═════ DATA TO EXAMINE ═════
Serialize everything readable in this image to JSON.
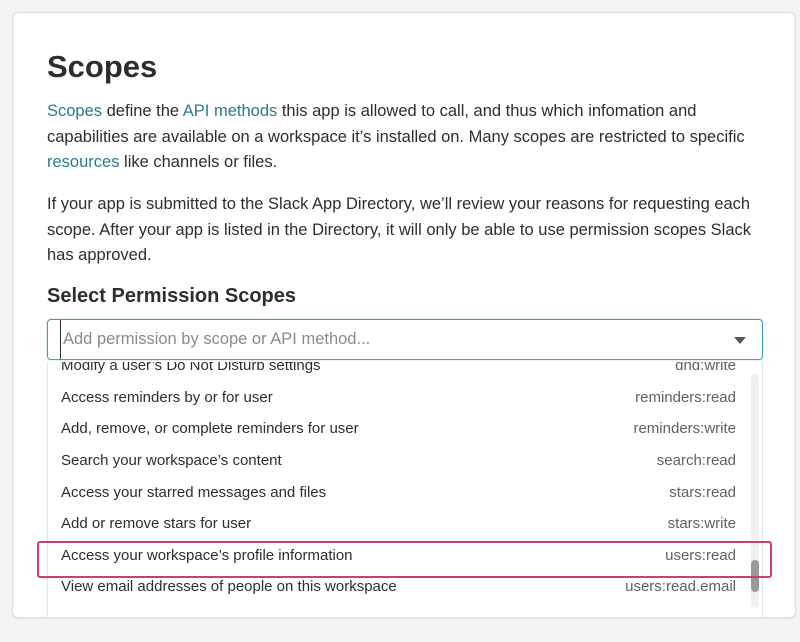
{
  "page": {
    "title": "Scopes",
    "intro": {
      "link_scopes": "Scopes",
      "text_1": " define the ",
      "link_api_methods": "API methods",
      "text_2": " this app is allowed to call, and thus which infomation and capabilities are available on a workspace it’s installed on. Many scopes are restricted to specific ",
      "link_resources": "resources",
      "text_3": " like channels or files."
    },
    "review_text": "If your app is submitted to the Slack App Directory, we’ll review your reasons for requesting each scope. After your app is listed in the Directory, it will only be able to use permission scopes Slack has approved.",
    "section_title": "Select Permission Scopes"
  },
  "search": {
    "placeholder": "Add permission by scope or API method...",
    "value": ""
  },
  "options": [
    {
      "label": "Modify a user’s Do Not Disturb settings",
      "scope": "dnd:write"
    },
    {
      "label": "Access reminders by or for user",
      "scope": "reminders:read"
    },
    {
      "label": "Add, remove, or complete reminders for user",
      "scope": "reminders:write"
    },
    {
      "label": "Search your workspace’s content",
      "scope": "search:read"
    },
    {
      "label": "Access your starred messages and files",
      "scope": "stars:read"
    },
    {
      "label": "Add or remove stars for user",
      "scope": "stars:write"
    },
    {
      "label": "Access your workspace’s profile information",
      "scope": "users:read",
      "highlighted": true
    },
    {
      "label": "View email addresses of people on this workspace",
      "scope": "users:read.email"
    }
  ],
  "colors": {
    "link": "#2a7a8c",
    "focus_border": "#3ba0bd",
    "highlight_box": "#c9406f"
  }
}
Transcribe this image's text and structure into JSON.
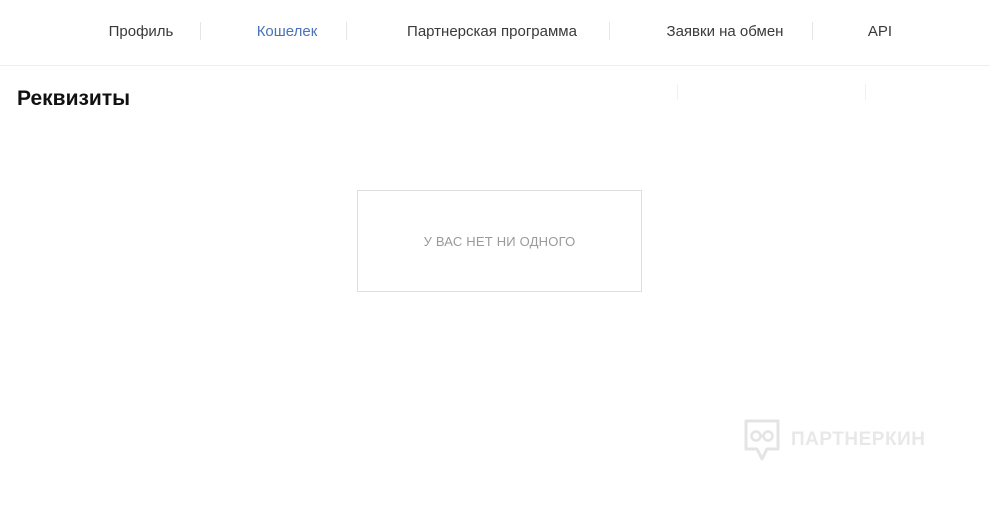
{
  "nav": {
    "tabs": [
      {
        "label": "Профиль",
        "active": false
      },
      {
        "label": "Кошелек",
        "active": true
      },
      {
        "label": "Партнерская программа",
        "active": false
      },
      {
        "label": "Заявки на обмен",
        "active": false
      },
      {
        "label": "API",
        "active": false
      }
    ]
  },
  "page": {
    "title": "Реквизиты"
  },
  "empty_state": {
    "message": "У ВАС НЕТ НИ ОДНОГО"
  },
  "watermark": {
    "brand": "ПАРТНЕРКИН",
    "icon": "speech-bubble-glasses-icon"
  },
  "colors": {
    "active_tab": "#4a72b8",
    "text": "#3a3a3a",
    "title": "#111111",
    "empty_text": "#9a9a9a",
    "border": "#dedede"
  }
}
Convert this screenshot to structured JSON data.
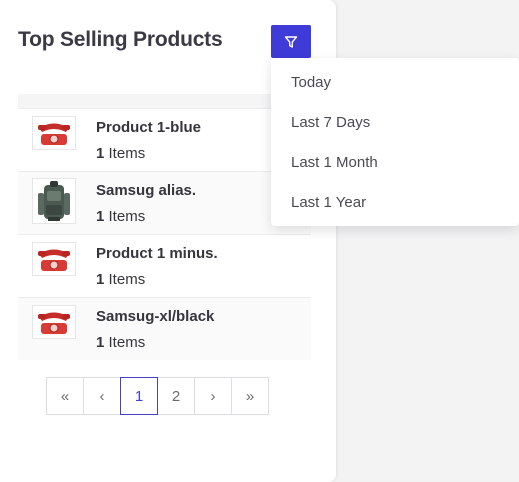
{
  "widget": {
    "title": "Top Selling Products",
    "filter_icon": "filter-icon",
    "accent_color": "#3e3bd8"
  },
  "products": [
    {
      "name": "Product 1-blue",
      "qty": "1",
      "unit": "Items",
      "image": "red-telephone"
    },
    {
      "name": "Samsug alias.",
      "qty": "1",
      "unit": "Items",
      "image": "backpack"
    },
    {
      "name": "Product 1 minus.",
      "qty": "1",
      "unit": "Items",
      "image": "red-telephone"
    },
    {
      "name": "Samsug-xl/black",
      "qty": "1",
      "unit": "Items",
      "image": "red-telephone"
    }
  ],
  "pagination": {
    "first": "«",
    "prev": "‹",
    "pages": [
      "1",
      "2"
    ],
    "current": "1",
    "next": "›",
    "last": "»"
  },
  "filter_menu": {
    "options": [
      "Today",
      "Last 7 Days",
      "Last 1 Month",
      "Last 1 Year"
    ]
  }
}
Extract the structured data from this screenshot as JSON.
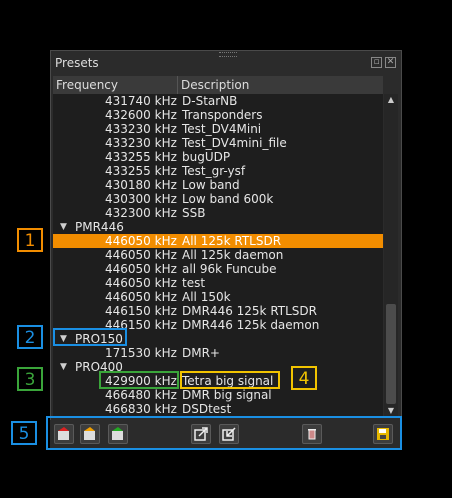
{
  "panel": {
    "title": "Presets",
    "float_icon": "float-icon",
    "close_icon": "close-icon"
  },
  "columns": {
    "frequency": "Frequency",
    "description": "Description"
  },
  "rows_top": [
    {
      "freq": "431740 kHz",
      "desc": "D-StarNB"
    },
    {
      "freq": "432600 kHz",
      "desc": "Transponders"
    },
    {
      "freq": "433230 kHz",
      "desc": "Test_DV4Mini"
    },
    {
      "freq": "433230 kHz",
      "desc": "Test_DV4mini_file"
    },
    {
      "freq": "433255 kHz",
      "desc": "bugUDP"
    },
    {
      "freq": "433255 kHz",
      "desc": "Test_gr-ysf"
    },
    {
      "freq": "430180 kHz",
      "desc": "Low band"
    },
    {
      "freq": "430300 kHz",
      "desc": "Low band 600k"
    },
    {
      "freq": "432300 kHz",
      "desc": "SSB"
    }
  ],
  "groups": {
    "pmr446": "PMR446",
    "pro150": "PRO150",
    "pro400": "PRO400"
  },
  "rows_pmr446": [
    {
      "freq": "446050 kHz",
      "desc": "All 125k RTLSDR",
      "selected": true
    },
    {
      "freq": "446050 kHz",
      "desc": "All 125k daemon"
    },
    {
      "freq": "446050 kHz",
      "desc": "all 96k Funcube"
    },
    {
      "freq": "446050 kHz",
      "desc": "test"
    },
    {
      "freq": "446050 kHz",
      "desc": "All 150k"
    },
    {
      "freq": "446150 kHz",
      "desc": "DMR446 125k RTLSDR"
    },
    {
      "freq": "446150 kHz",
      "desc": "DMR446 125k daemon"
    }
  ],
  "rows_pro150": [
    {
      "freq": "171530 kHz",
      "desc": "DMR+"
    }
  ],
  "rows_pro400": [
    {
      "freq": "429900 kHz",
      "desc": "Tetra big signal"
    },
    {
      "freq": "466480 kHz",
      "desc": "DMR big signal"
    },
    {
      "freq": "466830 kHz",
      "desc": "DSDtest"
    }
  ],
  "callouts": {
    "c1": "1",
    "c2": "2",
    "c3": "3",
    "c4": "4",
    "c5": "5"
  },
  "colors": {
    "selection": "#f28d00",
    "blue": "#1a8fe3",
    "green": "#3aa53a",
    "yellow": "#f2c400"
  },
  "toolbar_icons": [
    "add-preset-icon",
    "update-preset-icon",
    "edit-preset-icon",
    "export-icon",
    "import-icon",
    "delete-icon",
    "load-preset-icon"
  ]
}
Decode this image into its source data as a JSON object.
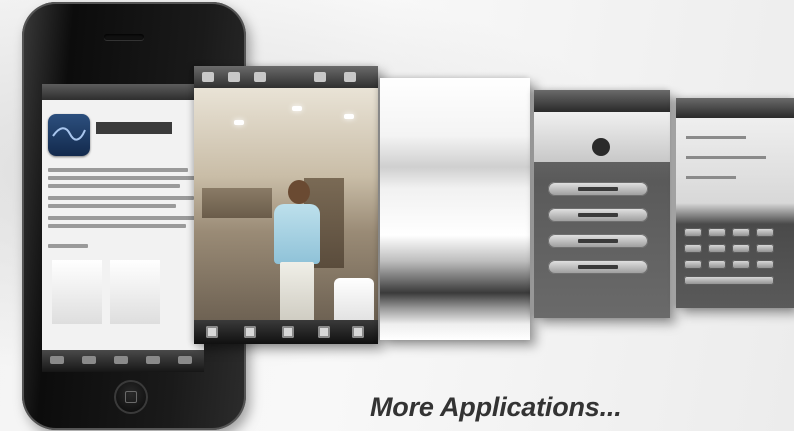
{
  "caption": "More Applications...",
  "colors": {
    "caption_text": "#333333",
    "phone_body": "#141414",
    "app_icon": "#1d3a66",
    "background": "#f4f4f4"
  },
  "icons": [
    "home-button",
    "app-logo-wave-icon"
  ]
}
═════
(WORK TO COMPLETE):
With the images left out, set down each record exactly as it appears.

(TASK OUTPUT):
Serialize everything readable in this image to JSON.
{
  "page": {
    "title": "Scopes",
    "intro": {
      "link_scopes": "Scopes",
      "text_1": " define the ",
      "link_api_methods": "API methods",
      "text_2": " this app is allowed to call, and thus which infomation and capabilities are available on a workspace it’s installed on. Many scopes are restricted to specific ",
      "link_resources": "resources",
      "text_3": " like channels or files."
    },
    "review_text": "If your app is submitted to the Slack App Directory, we’ll review your reasons for requesting each scope. After your app is listed in the Directory, it will only be able to use permission scopes Slack has approved.",
    "section_title": "Select Permission Scopes"
  },
  "search": {
    "placeholder": "Add permission by scope or API method...",
    "value": ""
  },
  "options": [
    {
      "label": "Modify a user’s Do Not Disturb settings",
      "scope": "dnd:write"
    },
    {
      "label": "Access reminders by or for user",
      "scope": "reminders:read"
    },
    {
      "label": "Add, remove, or complete reminders for user",
      "scope": "reminders:write"
    },
    {
      "label": "Search your workspace’s content",
      "scope": "search:read"
    },
    {
      "label": "Access your starred messages and files",
      "scope": "stars:read"
    },
    {
      "label": "Add or remove stars for user",
      "scope": "stars:write"
    },
    {
      "label": "Access your workspace’s profile information",
      "scope": "users:read",
      "highlighted": true
    },
    {
      "label": "View email addresses of people on this workspace",
      "scope": "users:read.email"
    }
  ],
  "colors": {
    "link": "#2a7a8c",
    "focus_border": "#3ba0bd",
    "highlight_box": "#c9406f"
  }
}
Transcribe this image's text and structure into JSON.
{
  "nav": {
    "tabs": [
      {
        "label": "Профиль",
        "active": false
      },
      {
        "label": "Кошелек",
        "active": true
      },
      {
        "label": "Партнерская программа",
        "active": false
      },
      {
        "label": "Заявки на обмен",
        "active": false
      },
      {
        "label": "API",
        "active": false
      }
    ]
  },
  "page": {
    "title": "Реквизиты"
  },
  "empty_state": {
    "message": "У ВАС НЕТ НИ ОДНОГО"
  },
  "watermark": {
    "brand": "ПАРТНЕРКИН",
    "icon": "speech-bubble-glasses-icon"
  },
  "colors": {
    "active_tab": "#4a72b8",
    "text": "#3a3a3a",
    "title": "#111111",
    "empty_text": "#9a9a9a",
    "border": "#dedede"
  }
}
Convert this screenshot to structured JSON data.
{
  "widget": {
    "title": "Top Selling Products",
    "filter_icon": "filter-icon",
    "accent_color": "#3e3bd8"
  },
  "products": [
    {
      "name": "Product 1-blue",
      "qty": "1",
      "unit": "Items",
      "image": "red-telephone"
    },
    {
      "name": "Samsug alias.",
      "qty": "1",
      "unit": "Items",
      "image": "backpack"
    },
    {
      "name": "Product 1 minus.",
      "qty": "1",
      "unit": "Items",
      "image": "red-telephone"
    },
    {
      "name": "Samsug-xl/black",
      "qty": "1",
      "unit": "Items",
      "image": "red-telephone"
    }
  ],
  "pagination": {
    "first": "«",
    "prev": "‹",
    "pages": [
      "1",
      "2"
    ],
    "current": "1",
    "next": "›",
    "last": "»"
  },
  "filter_menu": {
    "options": [
      "Today",
      "Last 7 Days",
      "Last 1 Month",
      "Last 1 Year"
    ]
  }
}
Extract the structured data from this screenshot as JSON.
{
  "panel": {
    "title": "Presets",
    "float_icon": "float-icon",
    "close_icon": "close-icon"
  },
  "columns": {
    "frequency": "Frequency",
    "description": "Description"
  },
  "rows_top": [
    {
      "freq": "431740 kHz",
      "desc": "D-StarNB"
    },
    {
      "freq": "432600 kHz",
      "desc": "Transponders"
    },
    {
      "freq": "433230 kHz",
      "desc": "Test_DV4Mini"
    },
    {
      "freq": "433230 kHz",
      "desc": "Test_DV4mini_file"
    },
    {
      "freq": "433255 kHz",
      "desc": "bugUDP"
    },
    {
      "freq": "433255 kHz",
      "desc": "Test_gr-ysf"
    },
    {
      "freq": "430180 kHz",
      "desc": "Low band"
    },
    {
      "freq": "430300 kHz",
      "desc": "Low band 600k"
    },
    {
      "freq": "432300 kHz",
      "desc": "SSB"
    }
  ],
  "groups": {
    "pmr446": "PMR446",
    "pro150": "PRO150",
    "pro400": "PRO400"
  },
  "rows_pmr446": [
    {
      "freq": "446050 kHz",
      "desc": "All 125k RTLSDR",
      "selected": true
    },
    {
      "freq": "446050 kHz",
      "desc": "All 125k daemon"
    },
    {
      "freq": "446050 kHz",
      "desc": "all 96k Funcube"
    },
    {
      "freq": "446050 kHz",
      "desc": "test"
    },
    {
      "freq": "446050 kHz",
      "desc": "All 150k"
    },
    {
      "freq": "446150 kHz",
      "desc": "DMR446 125k RTLSDR"
    },
    {
      "freq": "446150 kHz",
      "desc": "DMR446 125k daemon"
    }
  ],
  "rows_pro150": [
    {
      "freq": "171530 kHz",
      "desc": "DMR+"
    }
  ],
  "rows_pro400": [
    {
      "freq": "429900 kHz",
      "desc": "Tetra big signal"
    },
    {
      "freq": "466480 kHz",
      "desc": "DMR big signal"
    },
    {
      "freq": "466830 kHz",
      "desc": "DSDtest"
    }
  ],
  "callouts": {
    "c1": "1",
    "c2": "2",
    "c3": "3",
    "c4": "4",
    "c5": "5"
  },
  "colors": {
    "selection": "#f28d00",
    "blue": "#1a8fe3",
    "green": "#3aa53a",
    "yellow": "#f2c400"
  },
  "toolbar_icons": [
    "add-preset-icon",
    "update-preset-icon",
    "edit-preset-icon",
    "export-icon",
    "import-icon",
    "delete-icon",
    "load-preset-icon"
  ]
}
Decode this image into its source data as a JSON object.
{
  "caption": "More Applications...",
  "colors": {
    "caption_text": "#333333",
    "phone_body": "#141414",
    "app_icon": "#1d3a66",
    "background": "#f4f4f4"
  },
  "icons": [
    "home-button",
    "app-logo-wave-icon"
  ]
}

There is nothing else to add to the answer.